The rest of Hanukkah is tradition, to light candles, eat fried foods–like we need an excuse here in the South–gamble a little with a top, get some gelt. And, every year, without fail, folks will say, “Hanukkkah is early (or late) this year,” in relation to its proximity to Christmas. By comparison to the annual retail extravaganza of Noel, Hanukkah fares poorly, and Jewish kids seem to suffer. One year, while teaching 6th-grade Hebrew at my synagogue, I asked the class, “What’s the real meaning of Hanukkah?” and one kid piped up, “It means I’m really getting an iPod!” His bubbeh would be so proud. As I think about it, maybe the the kid’s response shows just how well we’ve survived; he doesn’t have to worry about pogroms or not being allowed to go to the school of his choice.
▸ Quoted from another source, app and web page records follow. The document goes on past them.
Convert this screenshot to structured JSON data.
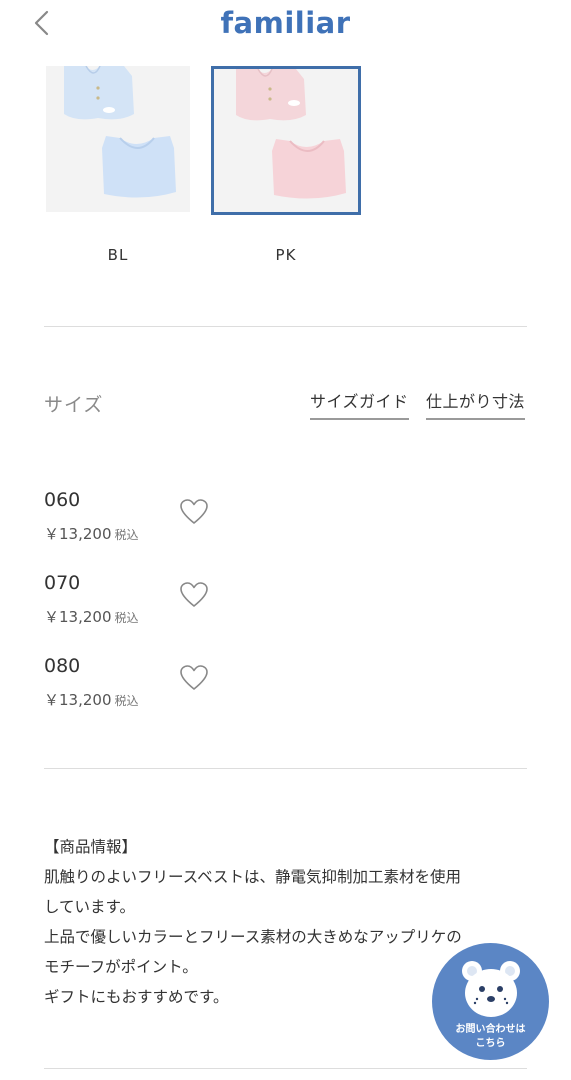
{
  "header": {
    "logo_text": "familiar",
    "back_icon": "chevron-left-icon"
  },
  "colors": {
    "brand": "#3f72b8",
    "selected_border": "#3f6ea9",
    "contact_bg": "#5b86c5",
    "divider": "#dddddd"
  },
  "swatches": [
    {
      "label": "BL",
      "selected": false,
      "color": "#cfe0f5"
    },
    {
      "label": "PK",
      "selected": true,
      "color": "#f6d5d9"
    }
  ],
  "size_section": {
    "heading": "サイズ",
    "size_guide_link": "サイズガイド",
    "measurements_link": "仕上がり寸法",
    "items": [
      {
        "code": "060",
        "price": "￥13,200",
        "tax_label": "税込",
        "heart_icon": "heart-outline-icon"
      },
      {
        "code": "070",
        "price": "￥13,200",
        "tax_label": "税込",
        "heart_icon": "heart-outline-icon"
      },
      {
        "code": "080",
        "price": "￥13,200",
        "tax_label": "税込",
        "heart_icon": "heart-outline-icon"
      }
    ]
  },
  "product_info": {
    "lines": [
      "【商品情報】",
      "肌触りのよいフリースベストは、静電気抑制加工素材を使用",
      "しています。",
      "上品で優しいカラーとフリース素材の大きめなアップリケの",
      "モチーフがポイント。",
      "ギフトにもおすすめです。"
    ]
  },
  "contact_button": {
    "line1": "お問い合わせは",
    "line2": "こちら",
    "icon": "bear-icon"
  }
}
Still, there’s something comforting about the simplicity of Hanukkah. It was at this time of year I converted to Judaism, and I chose the timing on purpose. In studying the religion and culture, I came to feel that the whole thing is about light, both literal and metaphorical. Light is one of the most primal of stimuli. Light makes us less afraid of things like predators, ignorance, small-mindedness, discrimination, and the darkness of cynicism that can settle in our souls. The scary thing that we’re just sure is lurking under the bed or around the next corner just needs a little light to make it go away.
So, whether you’re Jewish or not, light a candle. Here’s to wishing you a season of light, and bravery.
For a quick summary of the best-known Jewish holidays and a commentary on this one, see Howard Jacobson’s fine article in The New York Times.